- _ABOUT THIS TASK_
Work out how many lines of the listing hold "name" and return that number by itself.
------------------------------
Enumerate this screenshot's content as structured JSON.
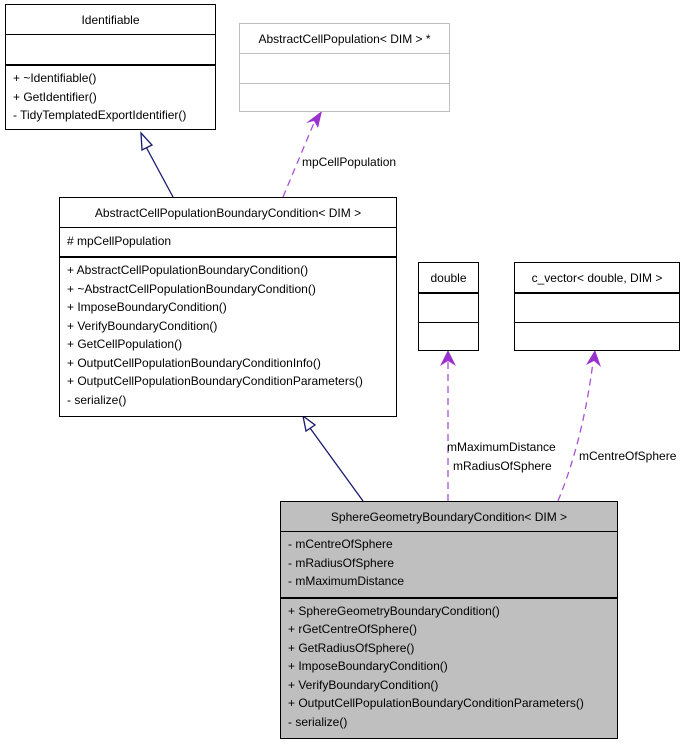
{
  "diagram": {
    "type": "uml-collaboration",
    "colors": {
      "inheritance_edge": "#191970",
      "usage_edge": "#9a32cd",
      "focus_fill": "#bfbfbf",
      "external_border": "#bfbfbf"
    },
    "classes": {
      "identifiable": {
        "name": "Identifiable",
        "attributes": [],
        "methods": [
          "+ ~Identifiable()",
          "+ GetIdentifier()",
          "- TidyTemplatedExportIdentifier()"
        ]
      },
      "abstract_cell_population_ptr": {
        "name": "AbstractCellPopulation< DIM > *",
        "attributes": [],
        "methods": []
      },
      "abstract_boundary_condition": {
        "name": "AbstractCellPopulationBoundaryCondition< DIM >",
        "attributes": [
          "# mpCellPopulation"
        ],
        "methods": [
          "+ AbstractCellPopulationBoundaryCondition()",
          "+ ~AbstractCellPopulationBoundaryCondition()",
          "+ ImposeBoundaryCondition()",
          "+ VerifyBoundaryCondition()",
          "+ GetCellPopulation()",
          "+ OutputCellPopulationBoundaryConditionInfo()",
          "+ OutputCellPopulationBoundaryConditionParameters()",
          "- serialize()"
        ]
      },
      "double": {
        "name": "double",
        "attributes": [],
        "methods": []
      },
      "c_vector": {
        "name": "c_vector< double, DIM >",
        "attributes": [],
        "methods": []
      },
      "sphere_geometry": {
        "name": "SphereGeometryBoundaryCondition< DIM >",
        "attributes": [
          "- mCentreOfSphere",
          "- mRadiusOfSphere",
          "- mMaximumDistance"
        ],
        "methods": [
          "+ SphereGeometryBoundaryCondition()",
          "+ rGetCentreOfSphere()",
          "+ GetRadiusOfSphere()",
          "+ ImposeBoundaryCondition()",
          "+ VerifyBoundaryCondition()",
          "+ OutputCellPopulationBoundaryConditionParameters()",
          "- serialize()"
        ]
      }
    },
    "edge_labels": {
      "mp_cell_population": "mpCellPopulation",
      "m_maximum_distance": "mMaximumDistance",
      "m_radius_of_sphere": "mRadiusOfSphere",
      "m_centre_of_sphere": "mCentreOfSphere"
    }
  }
}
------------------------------
- _ANSWER AREA_
6